However, both IFA and restricted advisers are bound by the adviser charging rules other than in cases where restricted advisers can be said to be offering "basic advice", a simplified form of financial advice generally using pre-scripted questions to determine whether a financial product will suitable for a customer. In those circumstances restricted advisers can legitimately obtain fees, commission or other benefits from product providers or others.
Under the RDR financial advisers generally also have to pass new examinations to ensure that they are suitably qualified in order to provide advice on retail investment products to consumers.
Rostrum Research said that its findings had shown that there were both challenges and opportunities for retailers that want to get into the retail investment advice market.
"Not only are most consumers unwilling to pay for financial advice in the majority of cases, but even those who would consider paying a fee for this service have strict limits when it comes to how much they are willing to pay," it said in its report. "The vast majority of respondents – and especially those at the higher end of the income scale – have also expressed the need for private areas and designated meeting rooms when discussing financial matters, which could necessitate store redesigns and other operational changes."

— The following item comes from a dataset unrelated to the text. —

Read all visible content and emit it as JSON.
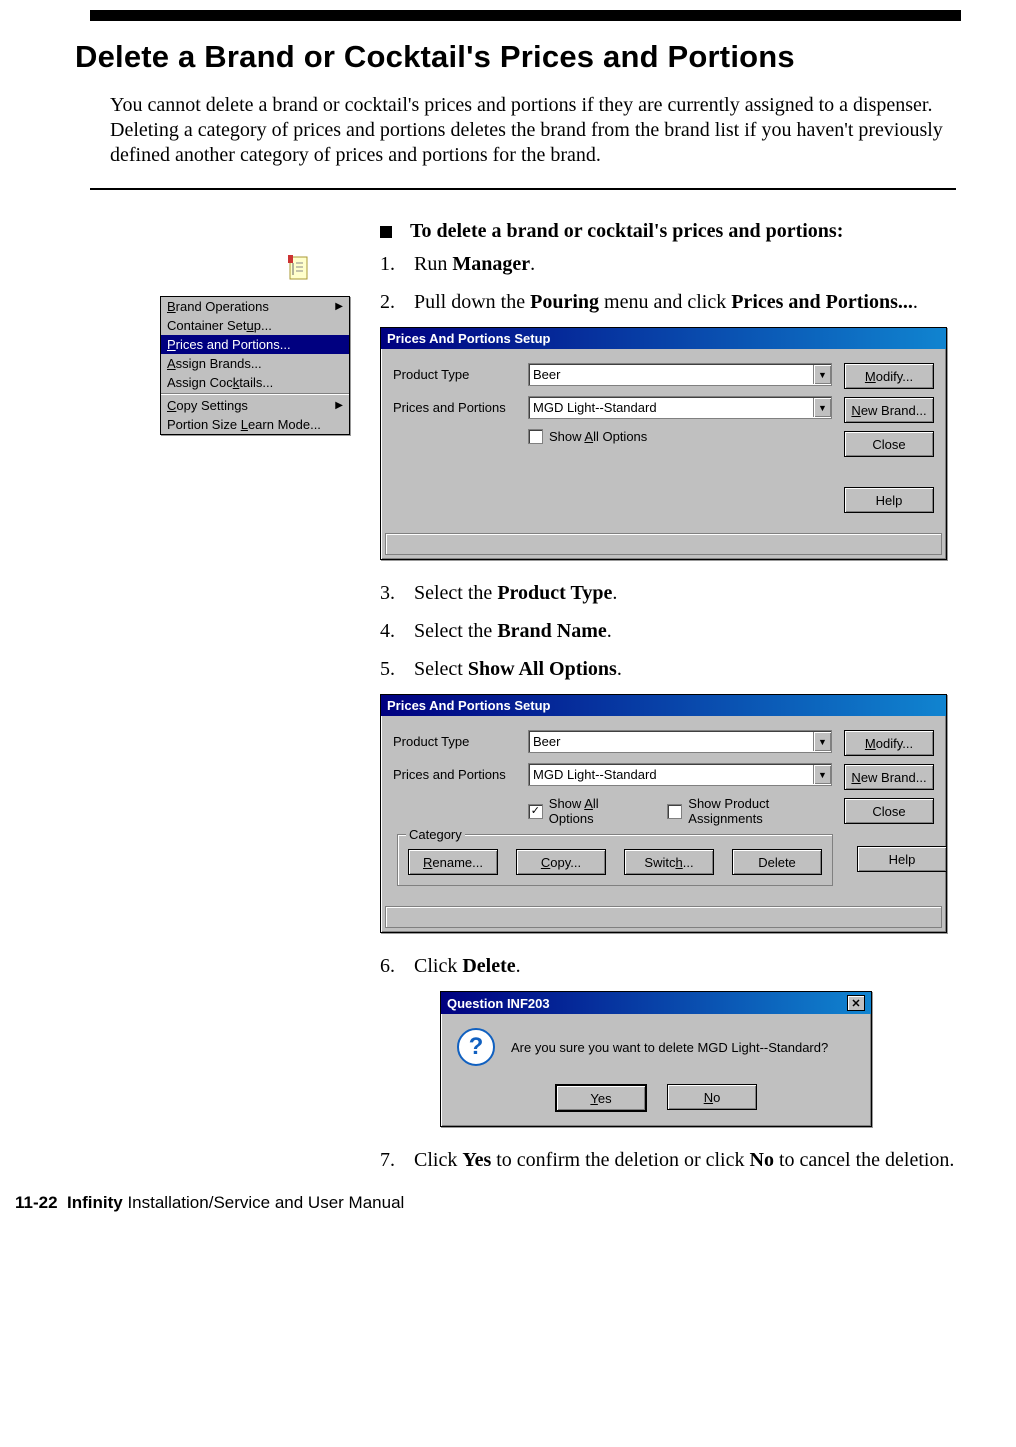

"Despite these challenges, the potential for this market represents an enormous opportunity for retailers. The businesses that are able to study and understand customer sentiment in this area, and then use this information to offer a superior service that reflects the wants, needs and concerns of modern consumers, will be the companies that dominate this market going forward," Rostrum Research said.